=== Dataset records ===
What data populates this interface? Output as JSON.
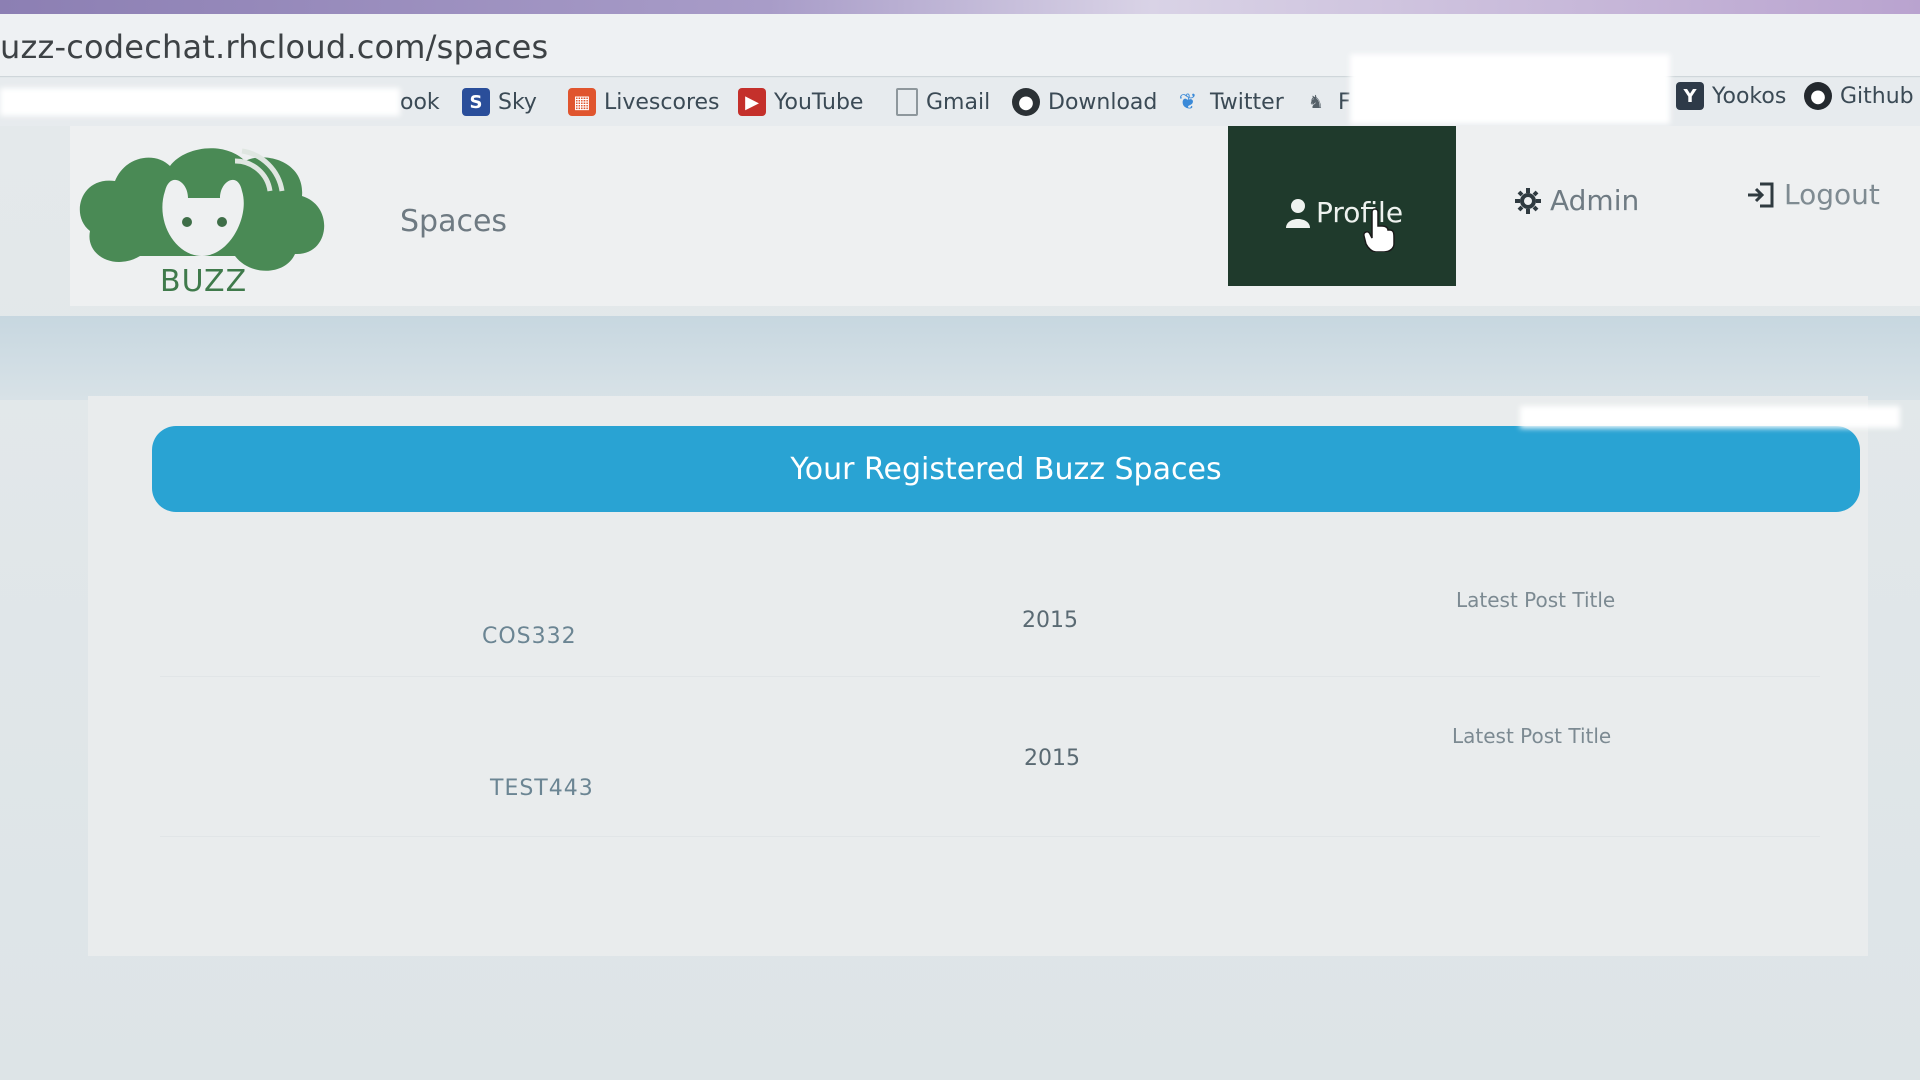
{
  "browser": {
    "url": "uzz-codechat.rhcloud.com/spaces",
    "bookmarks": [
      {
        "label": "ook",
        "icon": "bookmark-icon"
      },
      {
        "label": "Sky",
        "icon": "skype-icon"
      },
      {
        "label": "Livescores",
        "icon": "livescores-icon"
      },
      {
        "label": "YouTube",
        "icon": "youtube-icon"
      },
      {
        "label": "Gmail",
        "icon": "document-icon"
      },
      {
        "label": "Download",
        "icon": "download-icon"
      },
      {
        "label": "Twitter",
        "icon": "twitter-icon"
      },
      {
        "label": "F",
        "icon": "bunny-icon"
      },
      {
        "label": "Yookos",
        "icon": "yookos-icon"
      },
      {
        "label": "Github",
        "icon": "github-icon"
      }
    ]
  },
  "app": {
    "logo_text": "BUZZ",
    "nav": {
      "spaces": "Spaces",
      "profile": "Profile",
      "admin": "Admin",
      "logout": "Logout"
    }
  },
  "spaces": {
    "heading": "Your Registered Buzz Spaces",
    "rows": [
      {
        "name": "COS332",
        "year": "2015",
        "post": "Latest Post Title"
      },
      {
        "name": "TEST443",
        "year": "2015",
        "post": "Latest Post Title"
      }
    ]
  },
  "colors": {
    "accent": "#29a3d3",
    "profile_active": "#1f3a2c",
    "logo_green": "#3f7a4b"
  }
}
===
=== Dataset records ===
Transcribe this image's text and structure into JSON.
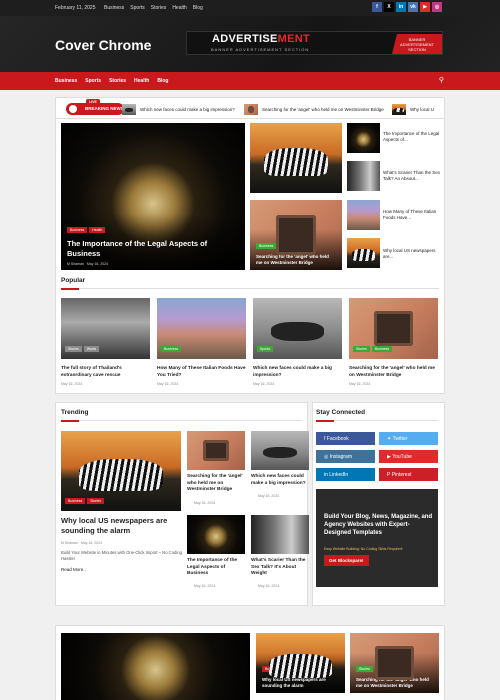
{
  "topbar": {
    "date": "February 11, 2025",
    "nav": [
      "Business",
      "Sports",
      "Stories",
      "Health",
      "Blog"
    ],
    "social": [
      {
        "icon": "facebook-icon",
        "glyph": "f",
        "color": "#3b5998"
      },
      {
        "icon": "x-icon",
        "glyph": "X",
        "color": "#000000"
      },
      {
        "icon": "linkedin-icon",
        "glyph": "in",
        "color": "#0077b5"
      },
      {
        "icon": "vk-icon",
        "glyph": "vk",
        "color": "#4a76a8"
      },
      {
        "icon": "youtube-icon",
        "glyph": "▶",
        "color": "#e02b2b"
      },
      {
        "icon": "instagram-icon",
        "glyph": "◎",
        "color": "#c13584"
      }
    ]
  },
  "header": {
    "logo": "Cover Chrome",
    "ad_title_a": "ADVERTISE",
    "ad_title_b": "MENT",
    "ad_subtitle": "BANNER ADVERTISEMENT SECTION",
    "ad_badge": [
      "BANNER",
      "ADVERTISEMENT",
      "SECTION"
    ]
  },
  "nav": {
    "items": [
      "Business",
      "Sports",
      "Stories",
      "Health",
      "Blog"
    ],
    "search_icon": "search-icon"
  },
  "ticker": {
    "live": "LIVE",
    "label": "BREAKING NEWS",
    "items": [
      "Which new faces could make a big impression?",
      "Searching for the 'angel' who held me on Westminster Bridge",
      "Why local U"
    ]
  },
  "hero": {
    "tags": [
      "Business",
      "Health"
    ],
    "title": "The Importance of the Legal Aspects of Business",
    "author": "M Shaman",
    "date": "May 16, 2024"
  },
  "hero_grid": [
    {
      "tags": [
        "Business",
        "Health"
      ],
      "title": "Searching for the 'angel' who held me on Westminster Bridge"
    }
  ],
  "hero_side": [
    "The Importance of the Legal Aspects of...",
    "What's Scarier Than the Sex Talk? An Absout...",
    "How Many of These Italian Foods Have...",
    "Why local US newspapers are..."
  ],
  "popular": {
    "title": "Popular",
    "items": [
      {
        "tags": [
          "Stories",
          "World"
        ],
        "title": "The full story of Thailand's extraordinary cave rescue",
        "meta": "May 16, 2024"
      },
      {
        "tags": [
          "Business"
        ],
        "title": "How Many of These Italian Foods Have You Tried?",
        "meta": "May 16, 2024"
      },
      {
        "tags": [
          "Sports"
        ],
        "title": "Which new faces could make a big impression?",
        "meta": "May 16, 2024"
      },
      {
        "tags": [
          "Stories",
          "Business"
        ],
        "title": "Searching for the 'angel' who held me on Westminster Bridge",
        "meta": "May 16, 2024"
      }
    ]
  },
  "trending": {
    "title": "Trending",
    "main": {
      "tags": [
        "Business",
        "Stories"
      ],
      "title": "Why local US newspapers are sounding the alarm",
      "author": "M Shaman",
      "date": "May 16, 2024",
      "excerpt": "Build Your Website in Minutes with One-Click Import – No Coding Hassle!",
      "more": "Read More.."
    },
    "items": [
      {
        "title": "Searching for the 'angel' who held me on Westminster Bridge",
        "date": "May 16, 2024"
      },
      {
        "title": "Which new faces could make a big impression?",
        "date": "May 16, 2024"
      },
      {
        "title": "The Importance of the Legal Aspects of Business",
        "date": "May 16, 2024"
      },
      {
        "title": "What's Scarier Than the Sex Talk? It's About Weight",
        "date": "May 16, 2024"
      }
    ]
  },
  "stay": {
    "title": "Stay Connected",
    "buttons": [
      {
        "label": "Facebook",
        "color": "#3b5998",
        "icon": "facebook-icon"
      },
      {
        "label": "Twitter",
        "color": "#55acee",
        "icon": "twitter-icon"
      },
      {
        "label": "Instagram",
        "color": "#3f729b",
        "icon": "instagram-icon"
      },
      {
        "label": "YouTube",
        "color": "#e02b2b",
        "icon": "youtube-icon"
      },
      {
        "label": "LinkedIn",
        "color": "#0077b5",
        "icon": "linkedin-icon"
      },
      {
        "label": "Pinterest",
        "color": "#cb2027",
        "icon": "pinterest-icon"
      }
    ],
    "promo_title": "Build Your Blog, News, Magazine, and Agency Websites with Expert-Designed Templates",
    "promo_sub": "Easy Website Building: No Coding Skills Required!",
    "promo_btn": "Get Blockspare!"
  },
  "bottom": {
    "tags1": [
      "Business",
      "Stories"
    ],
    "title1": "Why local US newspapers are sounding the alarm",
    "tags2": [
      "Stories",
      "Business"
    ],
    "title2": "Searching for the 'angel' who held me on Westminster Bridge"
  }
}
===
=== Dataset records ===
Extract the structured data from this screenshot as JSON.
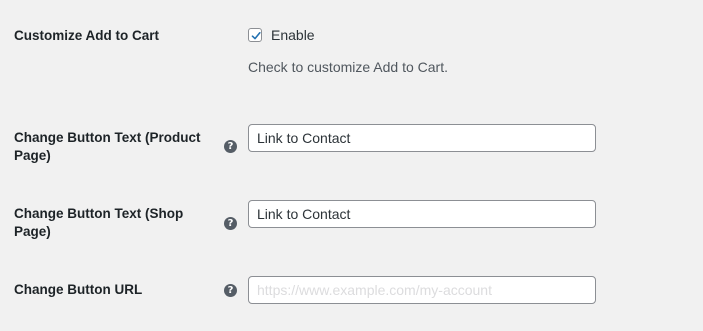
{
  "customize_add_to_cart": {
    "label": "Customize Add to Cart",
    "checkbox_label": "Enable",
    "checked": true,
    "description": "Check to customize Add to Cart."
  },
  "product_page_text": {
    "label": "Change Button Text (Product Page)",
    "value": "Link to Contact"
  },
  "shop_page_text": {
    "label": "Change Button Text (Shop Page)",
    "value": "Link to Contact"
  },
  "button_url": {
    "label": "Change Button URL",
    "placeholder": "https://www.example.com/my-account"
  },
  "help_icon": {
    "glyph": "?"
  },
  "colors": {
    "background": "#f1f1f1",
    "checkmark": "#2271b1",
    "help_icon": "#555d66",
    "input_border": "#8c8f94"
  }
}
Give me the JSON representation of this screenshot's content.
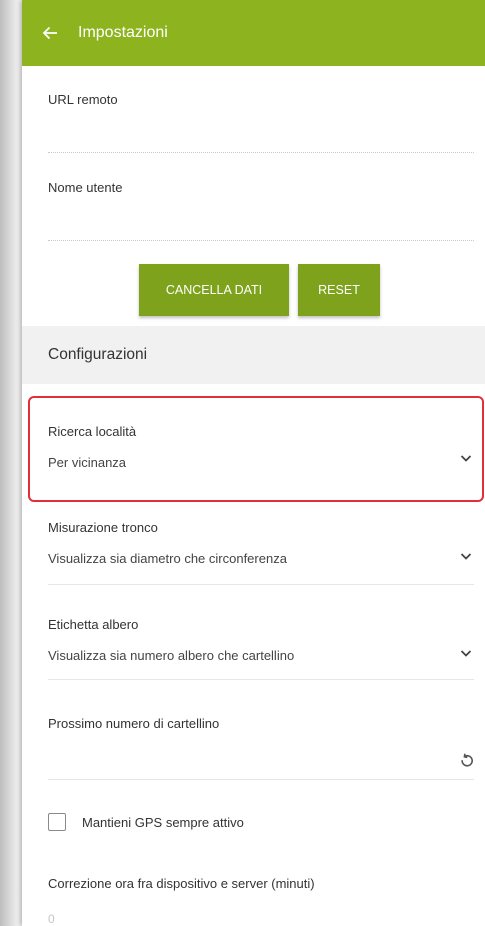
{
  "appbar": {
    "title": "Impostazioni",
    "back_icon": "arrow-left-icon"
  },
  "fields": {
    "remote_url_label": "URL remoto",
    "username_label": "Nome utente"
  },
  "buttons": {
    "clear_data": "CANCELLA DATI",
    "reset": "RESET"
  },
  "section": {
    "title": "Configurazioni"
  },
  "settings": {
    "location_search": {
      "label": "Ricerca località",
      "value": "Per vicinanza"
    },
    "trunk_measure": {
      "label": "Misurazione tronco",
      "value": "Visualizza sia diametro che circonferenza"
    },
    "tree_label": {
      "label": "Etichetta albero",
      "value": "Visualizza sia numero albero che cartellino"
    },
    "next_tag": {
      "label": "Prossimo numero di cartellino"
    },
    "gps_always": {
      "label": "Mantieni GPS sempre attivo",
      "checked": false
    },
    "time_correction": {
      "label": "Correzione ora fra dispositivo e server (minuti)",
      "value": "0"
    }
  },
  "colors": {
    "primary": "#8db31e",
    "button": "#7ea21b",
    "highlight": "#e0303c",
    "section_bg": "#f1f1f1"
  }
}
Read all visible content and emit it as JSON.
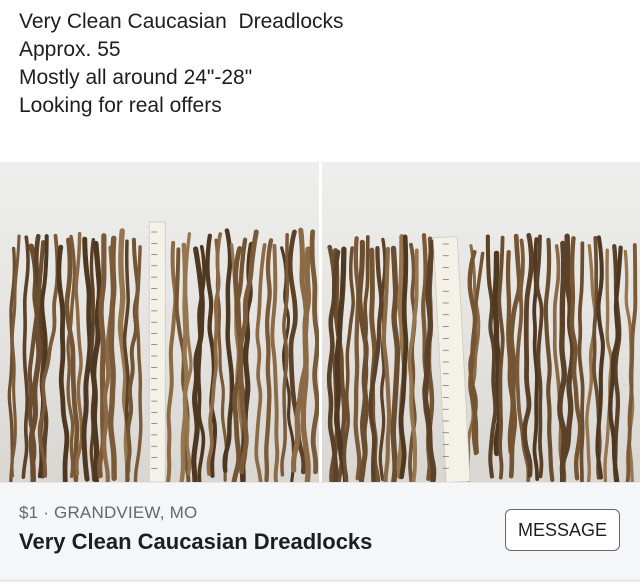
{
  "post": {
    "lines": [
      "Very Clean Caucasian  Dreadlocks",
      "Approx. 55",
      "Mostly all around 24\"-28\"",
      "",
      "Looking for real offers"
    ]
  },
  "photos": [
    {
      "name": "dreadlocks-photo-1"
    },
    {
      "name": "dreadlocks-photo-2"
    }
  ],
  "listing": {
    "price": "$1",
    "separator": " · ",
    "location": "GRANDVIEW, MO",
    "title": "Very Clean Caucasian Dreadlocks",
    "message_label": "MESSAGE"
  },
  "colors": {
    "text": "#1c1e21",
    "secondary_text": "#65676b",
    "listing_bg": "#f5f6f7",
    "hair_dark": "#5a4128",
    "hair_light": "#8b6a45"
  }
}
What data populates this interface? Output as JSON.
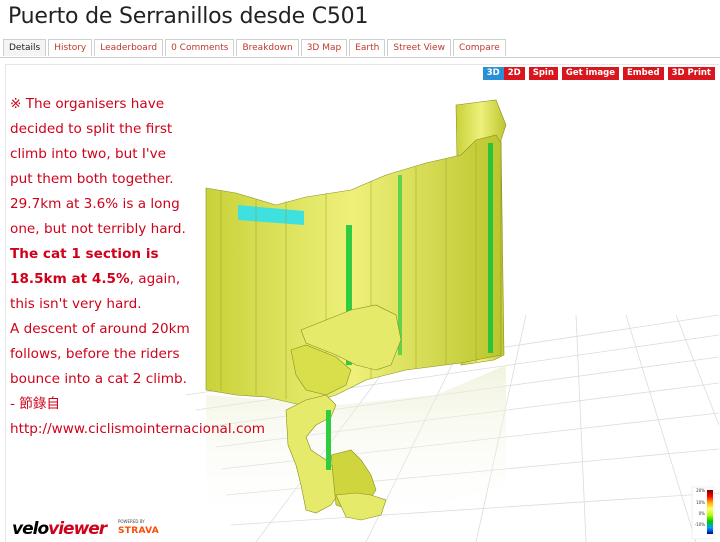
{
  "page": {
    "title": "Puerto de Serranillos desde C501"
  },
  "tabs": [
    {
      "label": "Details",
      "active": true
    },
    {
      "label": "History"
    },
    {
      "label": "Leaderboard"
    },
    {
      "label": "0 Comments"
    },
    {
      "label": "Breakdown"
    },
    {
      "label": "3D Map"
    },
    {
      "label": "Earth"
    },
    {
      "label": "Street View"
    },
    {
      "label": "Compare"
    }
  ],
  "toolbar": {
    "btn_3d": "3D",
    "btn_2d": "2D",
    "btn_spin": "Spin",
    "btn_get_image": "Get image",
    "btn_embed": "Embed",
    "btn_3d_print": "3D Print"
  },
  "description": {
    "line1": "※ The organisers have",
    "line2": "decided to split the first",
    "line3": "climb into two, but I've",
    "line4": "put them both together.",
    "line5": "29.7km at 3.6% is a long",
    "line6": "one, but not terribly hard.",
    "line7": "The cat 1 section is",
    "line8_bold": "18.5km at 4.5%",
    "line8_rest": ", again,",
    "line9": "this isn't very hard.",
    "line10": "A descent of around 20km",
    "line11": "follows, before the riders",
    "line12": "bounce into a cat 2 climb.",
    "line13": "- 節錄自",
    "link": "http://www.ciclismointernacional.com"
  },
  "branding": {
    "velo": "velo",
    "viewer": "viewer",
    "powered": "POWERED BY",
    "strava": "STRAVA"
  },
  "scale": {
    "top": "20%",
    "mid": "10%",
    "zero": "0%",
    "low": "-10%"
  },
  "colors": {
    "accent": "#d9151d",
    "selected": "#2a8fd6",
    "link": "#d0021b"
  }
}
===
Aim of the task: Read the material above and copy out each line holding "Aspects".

Exercise result:
    "title": "The Importance of the Legal Aspects of Business",
    "The Importance of the Legal Aspects of...",
        "title": "The Importance of the Legal Aspects of Business",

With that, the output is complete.